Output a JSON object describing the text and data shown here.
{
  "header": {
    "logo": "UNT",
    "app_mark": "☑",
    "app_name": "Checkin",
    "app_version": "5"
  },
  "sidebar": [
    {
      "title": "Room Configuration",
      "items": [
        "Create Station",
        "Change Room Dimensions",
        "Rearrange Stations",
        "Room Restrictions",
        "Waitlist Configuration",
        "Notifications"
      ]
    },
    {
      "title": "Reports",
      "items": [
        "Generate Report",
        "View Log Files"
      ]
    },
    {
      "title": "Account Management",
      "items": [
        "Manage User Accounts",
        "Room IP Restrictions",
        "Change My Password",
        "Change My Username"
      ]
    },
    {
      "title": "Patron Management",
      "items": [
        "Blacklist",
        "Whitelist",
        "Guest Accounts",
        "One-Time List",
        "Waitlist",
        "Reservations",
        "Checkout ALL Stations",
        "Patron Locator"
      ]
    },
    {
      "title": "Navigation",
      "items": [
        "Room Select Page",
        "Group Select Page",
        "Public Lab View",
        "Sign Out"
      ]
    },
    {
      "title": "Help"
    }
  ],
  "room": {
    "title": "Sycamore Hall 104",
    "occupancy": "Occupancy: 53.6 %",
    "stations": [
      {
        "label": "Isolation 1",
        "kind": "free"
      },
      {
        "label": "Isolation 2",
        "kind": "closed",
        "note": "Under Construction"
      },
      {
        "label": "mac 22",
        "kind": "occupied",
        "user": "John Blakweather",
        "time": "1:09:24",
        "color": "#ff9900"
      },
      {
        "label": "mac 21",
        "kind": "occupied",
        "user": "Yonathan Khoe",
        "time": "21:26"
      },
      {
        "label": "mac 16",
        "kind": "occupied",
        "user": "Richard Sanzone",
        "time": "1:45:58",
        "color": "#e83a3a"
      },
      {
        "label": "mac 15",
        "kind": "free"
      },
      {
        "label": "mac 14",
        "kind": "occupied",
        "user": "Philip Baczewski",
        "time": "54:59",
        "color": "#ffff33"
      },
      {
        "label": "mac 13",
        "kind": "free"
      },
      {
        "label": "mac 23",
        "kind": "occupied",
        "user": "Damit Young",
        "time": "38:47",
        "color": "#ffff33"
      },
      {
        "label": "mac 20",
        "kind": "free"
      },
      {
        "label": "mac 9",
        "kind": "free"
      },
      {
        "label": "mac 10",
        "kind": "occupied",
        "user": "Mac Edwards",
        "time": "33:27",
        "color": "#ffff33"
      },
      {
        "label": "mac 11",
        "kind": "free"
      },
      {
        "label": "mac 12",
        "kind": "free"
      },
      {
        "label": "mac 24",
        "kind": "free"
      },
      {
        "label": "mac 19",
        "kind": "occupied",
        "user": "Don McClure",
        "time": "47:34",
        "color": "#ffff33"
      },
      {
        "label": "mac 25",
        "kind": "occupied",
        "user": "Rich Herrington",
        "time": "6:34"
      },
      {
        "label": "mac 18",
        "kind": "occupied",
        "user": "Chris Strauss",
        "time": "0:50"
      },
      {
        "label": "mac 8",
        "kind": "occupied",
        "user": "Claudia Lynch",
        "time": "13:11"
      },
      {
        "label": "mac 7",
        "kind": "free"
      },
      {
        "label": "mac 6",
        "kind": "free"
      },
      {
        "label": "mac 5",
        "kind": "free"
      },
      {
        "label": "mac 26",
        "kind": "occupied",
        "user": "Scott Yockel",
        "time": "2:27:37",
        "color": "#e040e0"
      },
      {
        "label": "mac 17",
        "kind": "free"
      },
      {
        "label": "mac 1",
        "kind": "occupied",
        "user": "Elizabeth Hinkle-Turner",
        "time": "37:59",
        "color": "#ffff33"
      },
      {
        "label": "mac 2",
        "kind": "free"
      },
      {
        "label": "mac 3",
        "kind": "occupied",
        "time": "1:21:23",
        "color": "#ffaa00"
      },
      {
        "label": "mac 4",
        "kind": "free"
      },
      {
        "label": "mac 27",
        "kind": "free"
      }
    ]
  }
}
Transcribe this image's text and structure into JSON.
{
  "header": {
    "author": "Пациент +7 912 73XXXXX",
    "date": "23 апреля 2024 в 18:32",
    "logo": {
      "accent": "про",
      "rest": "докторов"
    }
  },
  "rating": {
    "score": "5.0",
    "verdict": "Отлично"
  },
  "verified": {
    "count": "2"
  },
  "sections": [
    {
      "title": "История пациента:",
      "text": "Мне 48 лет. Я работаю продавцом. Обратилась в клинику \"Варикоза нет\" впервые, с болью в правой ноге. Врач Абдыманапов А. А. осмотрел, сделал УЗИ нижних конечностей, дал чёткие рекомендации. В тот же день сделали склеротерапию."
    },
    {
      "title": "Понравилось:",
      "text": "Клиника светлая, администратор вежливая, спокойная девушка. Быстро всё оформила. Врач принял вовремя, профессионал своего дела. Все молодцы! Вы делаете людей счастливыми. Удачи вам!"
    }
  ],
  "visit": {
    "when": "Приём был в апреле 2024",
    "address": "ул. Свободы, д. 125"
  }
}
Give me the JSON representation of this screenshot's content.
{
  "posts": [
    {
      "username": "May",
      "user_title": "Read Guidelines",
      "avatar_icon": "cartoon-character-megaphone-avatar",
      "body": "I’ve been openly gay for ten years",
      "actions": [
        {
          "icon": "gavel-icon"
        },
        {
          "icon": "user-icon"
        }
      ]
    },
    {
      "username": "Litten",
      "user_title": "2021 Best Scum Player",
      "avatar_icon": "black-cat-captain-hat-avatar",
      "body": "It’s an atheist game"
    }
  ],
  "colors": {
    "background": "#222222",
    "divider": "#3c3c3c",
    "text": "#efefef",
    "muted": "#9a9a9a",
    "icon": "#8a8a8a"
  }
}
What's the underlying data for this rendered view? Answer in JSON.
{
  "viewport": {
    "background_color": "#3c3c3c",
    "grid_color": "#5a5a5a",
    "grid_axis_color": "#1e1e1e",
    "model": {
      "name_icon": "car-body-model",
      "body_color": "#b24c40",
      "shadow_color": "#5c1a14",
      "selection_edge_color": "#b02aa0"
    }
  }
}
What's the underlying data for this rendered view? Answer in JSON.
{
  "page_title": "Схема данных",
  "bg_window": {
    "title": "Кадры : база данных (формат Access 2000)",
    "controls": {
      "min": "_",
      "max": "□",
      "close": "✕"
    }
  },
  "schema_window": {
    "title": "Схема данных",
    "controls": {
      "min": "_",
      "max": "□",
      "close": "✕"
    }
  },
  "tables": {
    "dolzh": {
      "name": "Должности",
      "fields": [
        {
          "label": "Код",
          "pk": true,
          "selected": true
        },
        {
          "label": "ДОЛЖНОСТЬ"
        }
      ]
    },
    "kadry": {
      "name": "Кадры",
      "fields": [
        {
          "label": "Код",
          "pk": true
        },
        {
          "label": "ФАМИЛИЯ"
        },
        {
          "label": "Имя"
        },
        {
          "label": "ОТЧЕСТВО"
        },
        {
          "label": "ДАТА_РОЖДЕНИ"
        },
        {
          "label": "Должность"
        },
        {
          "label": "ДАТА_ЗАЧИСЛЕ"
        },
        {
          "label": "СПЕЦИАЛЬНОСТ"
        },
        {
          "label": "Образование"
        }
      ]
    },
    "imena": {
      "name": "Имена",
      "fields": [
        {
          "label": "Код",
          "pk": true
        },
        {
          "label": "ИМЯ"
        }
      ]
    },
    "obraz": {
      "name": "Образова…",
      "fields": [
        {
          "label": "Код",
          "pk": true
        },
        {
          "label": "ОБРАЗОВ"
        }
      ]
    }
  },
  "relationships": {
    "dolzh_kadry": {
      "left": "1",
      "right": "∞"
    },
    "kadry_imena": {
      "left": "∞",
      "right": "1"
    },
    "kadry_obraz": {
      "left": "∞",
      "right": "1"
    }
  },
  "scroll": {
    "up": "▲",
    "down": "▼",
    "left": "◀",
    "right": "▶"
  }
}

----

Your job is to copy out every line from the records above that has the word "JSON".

Output a JSON object describing the text and data shown here.
Transcribe this image's text and structure into JSON.
Give me the JSON representation of this screenshot's content.
What's the underlying data for this rendered view? Answer in JSON.
What's the underlying data for this rendered view? Answer in JSON.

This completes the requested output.